To the Editor -Gocup and Gadara Runs

24 May 1864 The Sydney Morning Herald

Sir- From the fact of your having noticed on your issues of 10th and 12th instant, the appeal made by my brother and myself with regard to the injuries sustained by us in consequence of the withdrawal of our runs from lease, I trust you will, with your usual sense of justice, give the few following facts publicity.

Thirty years ago, when this run was taken up by my family, it was at the sacrifice of stock and the peril of life.

A large portion of the run was legally taken by the Government, about fourteen years since, for the usual reserve purposes, without, of course, any com-plaint or remonstrance on my part.

In 1852 I obtained a lease of my run, "Gocup," for fourteen years.

I purchased under my pre-emptive right, and let portion a of that purchase, allowing the tenants to graze a beast for every acre rented, and on doing this, I did not then, and do not now consider, I was violating any portion of the land law - nor was I ever threatened by Mr. Lockhart with the loss of my lease for making that grazing right a part of my agreement with my tenants.

I never quarrelled with them because they grazed more stook than they were entitled to, but because they persisted in putting their cattle in my enclosed purchased paddock; and off the purchased land only I impounded them, which led to an action being brought against me, terminating in my favour.

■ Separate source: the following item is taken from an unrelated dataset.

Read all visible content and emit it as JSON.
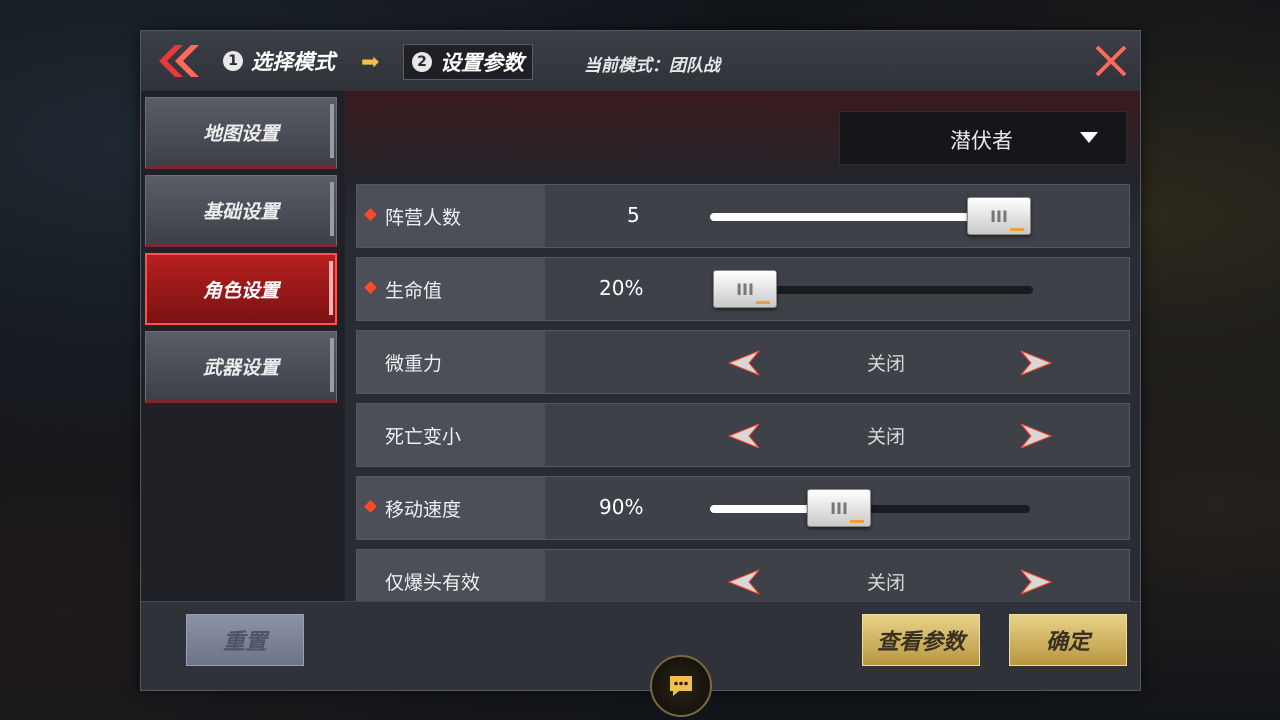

My brother's is a hard case, but mine is one of greater lose and greater wrong.

A portion of his run was left him - mine was wholly reserved; 2400 acres only have been selected on his run, 3486 on mine.

He had a brief notice that free-selection would take place on his run; suddenly and secretly, though some private information afforded a few interested parties, large portions of my run were taken up, even before I could possibly be aware, through any ordinary channel, it was open for free selection.

Mr. Vyner states that the land on Gocup is best suited for pastoral purposes, and he is fully borne out by the fact that, out of 4000 acres free-selected not 200 are under cultivation; nor from its flooded nature can much more than double that quantity ever be devoted to agriculture.

The free-selectors use the land to fatten their cattle, and I have been a daily witness to the dogging of my stock off the very land that I had paid to have artificially grassed.

The power thus covertly to ruin a private individual is a matter for public consideration, and this I must beg you to accept as my excuse for trespassing so materially on your valuable columns

I am, Sir, your obedient servant,

J. A. Broughton.

Gocup, Tumut, May l8.